§ **Your assignment**
Reply with each record repeated exactly.

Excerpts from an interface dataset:
────────────────────────────────────────
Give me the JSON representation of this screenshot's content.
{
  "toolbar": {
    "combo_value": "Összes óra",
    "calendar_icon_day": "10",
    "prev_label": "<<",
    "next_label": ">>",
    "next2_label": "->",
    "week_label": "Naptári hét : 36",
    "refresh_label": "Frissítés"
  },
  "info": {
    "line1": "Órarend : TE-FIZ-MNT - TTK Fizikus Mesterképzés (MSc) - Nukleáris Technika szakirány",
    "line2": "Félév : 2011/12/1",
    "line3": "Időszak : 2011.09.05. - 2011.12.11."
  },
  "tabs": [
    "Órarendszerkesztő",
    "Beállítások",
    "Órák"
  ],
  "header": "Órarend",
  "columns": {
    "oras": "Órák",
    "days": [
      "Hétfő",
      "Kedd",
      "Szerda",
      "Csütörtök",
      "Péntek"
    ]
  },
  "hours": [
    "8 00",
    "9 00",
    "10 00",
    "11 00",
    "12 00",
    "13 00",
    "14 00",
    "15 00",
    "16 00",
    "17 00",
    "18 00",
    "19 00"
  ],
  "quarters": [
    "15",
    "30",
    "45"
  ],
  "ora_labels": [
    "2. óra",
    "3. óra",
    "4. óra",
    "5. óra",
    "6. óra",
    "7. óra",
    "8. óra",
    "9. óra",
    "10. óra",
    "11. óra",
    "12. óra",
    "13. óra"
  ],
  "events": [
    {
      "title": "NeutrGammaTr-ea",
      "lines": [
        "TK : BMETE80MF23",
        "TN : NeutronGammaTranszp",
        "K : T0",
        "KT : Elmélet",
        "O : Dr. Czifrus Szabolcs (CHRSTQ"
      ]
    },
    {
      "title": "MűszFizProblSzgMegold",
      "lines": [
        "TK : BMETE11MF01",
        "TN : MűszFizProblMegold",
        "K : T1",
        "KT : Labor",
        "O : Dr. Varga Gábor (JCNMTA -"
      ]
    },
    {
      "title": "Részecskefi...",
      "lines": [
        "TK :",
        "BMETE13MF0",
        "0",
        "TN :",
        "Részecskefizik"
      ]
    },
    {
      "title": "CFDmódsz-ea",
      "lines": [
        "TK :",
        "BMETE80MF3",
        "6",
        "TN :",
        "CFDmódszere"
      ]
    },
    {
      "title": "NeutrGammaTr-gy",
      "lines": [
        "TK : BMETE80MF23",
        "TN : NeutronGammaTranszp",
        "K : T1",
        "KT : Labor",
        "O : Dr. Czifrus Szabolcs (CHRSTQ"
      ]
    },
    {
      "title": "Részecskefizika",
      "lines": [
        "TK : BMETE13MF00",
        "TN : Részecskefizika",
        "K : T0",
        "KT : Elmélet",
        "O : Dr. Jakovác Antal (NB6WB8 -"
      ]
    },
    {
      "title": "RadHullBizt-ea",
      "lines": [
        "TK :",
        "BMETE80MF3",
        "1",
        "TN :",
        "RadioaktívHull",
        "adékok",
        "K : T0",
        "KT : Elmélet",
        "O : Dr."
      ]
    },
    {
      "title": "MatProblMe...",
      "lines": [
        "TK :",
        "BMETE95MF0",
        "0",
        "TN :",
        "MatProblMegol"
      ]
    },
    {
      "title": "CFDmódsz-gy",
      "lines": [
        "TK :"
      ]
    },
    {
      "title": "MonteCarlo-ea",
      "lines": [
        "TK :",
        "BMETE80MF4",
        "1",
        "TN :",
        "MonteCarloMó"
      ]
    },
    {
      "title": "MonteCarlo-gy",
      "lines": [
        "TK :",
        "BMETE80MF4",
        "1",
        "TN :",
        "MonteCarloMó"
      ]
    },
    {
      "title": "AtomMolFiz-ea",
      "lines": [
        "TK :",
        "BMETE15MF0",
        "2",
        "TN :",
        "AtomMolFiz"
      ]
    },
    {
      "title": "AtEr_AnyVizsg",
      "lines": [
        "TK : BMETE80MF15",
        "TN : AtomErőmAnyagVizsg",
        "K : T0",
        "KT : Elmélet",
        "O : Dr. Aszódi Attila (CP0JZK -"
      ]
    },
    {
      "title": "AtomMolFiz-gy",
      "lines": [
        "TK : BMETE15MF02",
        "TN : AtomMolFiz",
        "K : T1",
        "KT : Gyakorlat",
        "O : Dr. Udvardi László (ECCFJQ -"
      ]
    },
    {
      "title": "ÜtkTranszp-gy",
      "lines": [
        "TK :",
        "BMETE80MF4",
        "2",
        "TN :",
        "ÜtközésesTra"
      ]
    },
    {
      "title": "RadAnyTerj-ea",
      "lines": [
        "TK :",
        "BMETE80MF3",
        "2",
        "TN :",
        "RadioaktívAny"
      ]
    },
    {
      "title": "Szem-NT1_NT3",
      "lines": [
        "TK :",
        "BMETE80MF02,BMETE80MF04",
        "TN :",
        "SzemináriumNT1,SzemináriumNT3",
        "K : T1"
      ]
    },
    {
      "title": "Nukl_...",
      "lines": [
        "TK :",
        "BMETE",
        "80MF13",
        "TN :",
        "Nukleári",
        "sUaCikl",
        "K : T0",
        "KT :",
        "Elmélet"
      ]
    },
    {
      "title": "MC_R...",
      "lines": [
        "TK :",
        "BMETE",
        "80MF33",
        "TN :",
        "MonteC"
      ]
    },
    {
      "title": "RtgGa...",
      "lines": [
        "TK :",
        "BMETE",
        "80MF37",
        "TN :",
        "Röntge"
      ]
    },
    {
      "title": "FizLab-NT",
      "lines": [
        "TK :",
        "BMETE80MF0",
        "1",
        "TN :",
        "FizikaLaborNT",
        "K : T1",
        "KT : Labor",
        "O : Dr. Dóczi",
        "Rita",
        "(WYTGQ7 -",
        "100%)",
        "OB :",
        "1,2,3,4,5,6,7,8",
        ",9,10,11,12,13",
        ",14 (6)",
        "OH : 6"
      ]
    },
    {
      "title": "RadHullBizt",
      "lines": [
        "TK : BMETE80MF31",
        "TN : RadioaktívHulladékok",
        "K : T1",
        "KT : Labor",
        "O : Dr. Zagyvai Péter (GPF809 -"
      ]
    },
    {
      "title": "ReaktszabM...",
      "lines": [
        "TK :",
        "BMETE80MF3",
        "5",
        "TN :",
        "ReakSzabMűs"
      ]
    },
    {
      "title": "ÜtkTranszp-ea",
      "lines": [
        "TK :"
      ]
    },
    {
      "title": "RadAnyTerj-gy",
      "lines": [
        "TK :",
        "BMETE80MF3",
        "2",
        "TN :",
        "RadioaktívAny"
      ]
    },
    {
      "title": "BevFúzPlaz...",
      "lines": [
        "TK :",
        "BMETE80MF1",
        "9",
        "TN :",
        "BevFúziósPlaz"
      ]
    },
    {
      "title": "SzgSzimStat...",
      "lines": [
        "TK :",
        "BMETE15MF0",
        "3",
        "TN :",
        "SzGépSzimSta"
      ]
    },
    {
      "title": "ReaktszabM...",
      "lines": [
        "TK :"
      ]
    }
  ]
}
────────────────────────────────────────
§ **Written response**
Give me the JSON representation of this screenshot's content.
{
  "toolbar": {
    "combo_value": "Összes óra",
    "calendar_icon_day": "10",
    "prev_label": "<<",
    "next_label": ">>",
    "next2_label": "->",
    "week_label": "Naptári hét : 36",
    "refresh_label": "Frissítés"
  },
  "info": {
    "line1": "Órarend : TE-FIZ-MNT - TTK Fizikus Mesterképzés (MSc) - Nukleáris Technika szakirány",
    "line2": "Félév : 2011/12/1",
    "line3": "Időszak : 2011.09.05. - 2011.12.11."
  },
  "tabs": [
    "Órarendszerkesztő",
    "Beállítások",
    "Órák"
  ],
  "header": "Órarend",
  "columns": {
    "oras": "Órák",
    "days": [
      "Hétfő",
      "Kedd",
      "Szerda",
      "Csütörtök",
      "Péntek"
    ]
  },
  "hours": [
    "8 00",
    "9 00",
    "10 00",
    "11 00",
    "12 00",
    "13 00",
    "14 00",
    "15 00",
    "16 00",
    "17 00",
    "18 00",
    "19 00"
  ],
  "quarters": [
    "15",
    "30",
    "45"
  ],
  "ora_labels": [
    "2. óra",
    "3. óra",
    "4. óra",
    "5. óra",
    "6. óra",
    "7. óra",
    "8. óra",
    "9. óra",
    "10. óra",
    "11. óra",
    "12. óra",
    "13. óra"
  ],
  "events": [
    {
      "title": "NeutrGammaTr-ea",
      "lines": [
        "TK : BMETE80MF23",
        "TN : NeutronGammaTranszp",
        "K : T0",
        "KT : Elmélet",
        "O : Dr. Czifrus Szabolcs (CHRSTQ"
      ]
    },
    {
      "title": "MűszFizProblSzgMegold",
      "lines": [
        "TK : BMETE11MF01",
        "TN : MűszFizProblMegold",
        "K : T1",
        "KT : Labor",
        "O : Dr. Varga Gábor (JCNMTA -"
      ]
    },
    {
      "title": "Részecskefi...",
      "lines": [
        "TK :",
        "BMETE13MF0",
        "0",
        "TN :",
        "Részecskefizik"
      ]
    },
    {
      "title": "CFDmódsz-ea",
      "lines": [
        "TK :",
        "BMETE80MF3",
        "6",
        "TN :",
        "CFDmódszere"
      ]
    },
    {
      "title": "NeutrGammaTr-gy",
      "lines": [
        "TK : BMETE80MF23",
        "TN : NeutronGammaTranszp",
        "K : T1",
        "KT : Labor",
        "O : Dr. Czifrus Szabolcs (CHRSTQ"
      ]
    },
    {
      "title": "Részecskefizika",
      "lines": [
        "TK : BMETE13MF00",
        "TN : Részecskefizika",
        "K : T0",
        "KT : Elmélet",
        "O : Dr. Jakovác Antal (NB6WB8 -"
      ]
    },
    {
      "title": "RadHullBizt-ea",
      "lines": [
        "TK :",
        "BMETE80MF3",
        "1",
        "TN :",
        "RadioaktívHull",
        "adékok",
        "K : T0",
        "KT : Elmélet",
        "O : Dr."
      ]
    },
    {
      "title": "MatProblMe...",
      "lines": [
        "TK :",
        "BMETE95MF0",
        "0",
        "TN :",
        "MatProblMegol"
      ]
    },
    {
      "title": "CFDmódsz-gy",
      "lines": [
        "TK :"
      ]
    },
    {
      "title": "MonteCarlo-ea",
      "lines": [
        "TK :",
        "BMETE80MF4",
        "1",
        "TN :",
        "MonteCarloMó"
      ]
    },
    {
      "title": "MonteCarlo-gy",
      "lines": [
        "TK :",
        "BMETE80MF4",
        "1",
        "TN :",
        "MonteCarloMó"
      ]
    },
    {
      "title": "AtomMolFiz-ea",
      "lines": [
        "TK :",
        "BMETE15MF0",
        "2",
        "TN :",
        "AtomMolFiz"
      ]
    },
    {
      "title": "AtEr_AnyVizsg",
      "lines": [
        "TK : BMETE80MF15",
        "TN : AtomErőmAnyagVizsg",
        "K : T0",
        "KT : Elmélet",
        "O : Dr. Aszódi Attila (CP0JZK -"
      ]
    },
    {
      "title": "AtomMolFiz-gy",
      "lines": [
        "TK : BMETE15MF02",
        "TN : AtomMolFiz",
        "K : T1",
        "KT : Gyakorlat",
        "O : Dr. Udvardi László (ECCFJQ -"
      ]
    },
    {
      "title": "ÜtkTranszp-gy",
      "lines": [
        "TK :",
        "BMETE80MF4",
        "2",
        "TN :",
        "ÜtközésesTra"
      ]
    },
    {
      "title": "RadAnyTerj-ea",
      "lines": [
        "TK :",
        "BMETE80MF3",
        "2",
        "TN :",
        "RadioaktívAny"
      ]
    },
    {
      "title": "Szem-NT1_NT3",
      "lines": [
        "TK :",
        "BMETE80MF02,BMETE80MF04",
        "TN :",
        "SzemináriumNT1,SzemináriumNT3",
        "K : T1"
      ]
    },
    {
      "title": "Nukl_...",
      "lines": [
        "TK :",
        "BMETE",
        "80MF13",
        "TN :",
        "Nukleári",
        "sUaCikl",
        "K : T0",
        "KT :",
        "Elmélet"
      ]
    },
    {
      "title": "MC_R...",
      "lines": [
        "TK :",
        "BMETE",
        "80MF33",
        "TN :",
        "MonteC"
      ]
    },
    {
      "title": "RtgGa...",
      "lines": [
        "TK :",
        "BMETE",
        "80MF37",
        "TN :",
        "Röntge"
      ]
    },
    {
      "title": "FizLab-NT",
      "lines": [
        "TK :",
        "BMETE80MF0",
        "1",
        "TN :",
        "FizikaLaborNT",
        "K : T1",
        "KT : Labor",
        "O : Dr. Dóczi",
        "Rita",
        "(WYTGQ7 -",
        "100%)",
        "OB :",
        "1,2,3,4,5,6,7,8",
        ",9,10,11,12,13",
        ",14 (6)",
        "OH : 6"
      ]
    },
    {
      "title": "RadHullBizt",
      "lines": [
        "TK : BMETE80MF31",
        "TN : RadioaktívHulladékok",
        "K : T1",
        "KT : Labor",
        "O : Dr. Zagyvai Péter (GPF809 -"
      ]
    },
    {
      "title": "ReaktszabM...",
      "lines": [
        "TK :",
        "BMETE80MF3",
        "5",
        "TN :",
        "ReakSzabMűs"
      ]
    },
    {
      "title": "ÜtkTranszp-ea",
      "lines": [
        "TK :"
      ]
    },
    {
      "title": "RadAnyTerj-gy",
      "lines": [
        "TK :",
        "BMETE80MF3",
        "2",
        "TN :",
        "RadioaktívAny"
      ]
    },
    {
      "title": "BevFúzPlaz...",
      "lines": [
        "TK :",
        "BMETE80MF1",
        "9",
        "TN :",
        "BevFúziósPlaz"
      ]
    },
    {
      "title": "SzgSzimStat...",
      "lines": [
        "TK :",
        "BMETE15MF0",
        "3",
        "TN :",
        "SzGépSzimSta"
      ]
    },
    {
      "title": "ReaktszabM...",
      "lines": [
        "TK :"
      ]
    }
  ]
}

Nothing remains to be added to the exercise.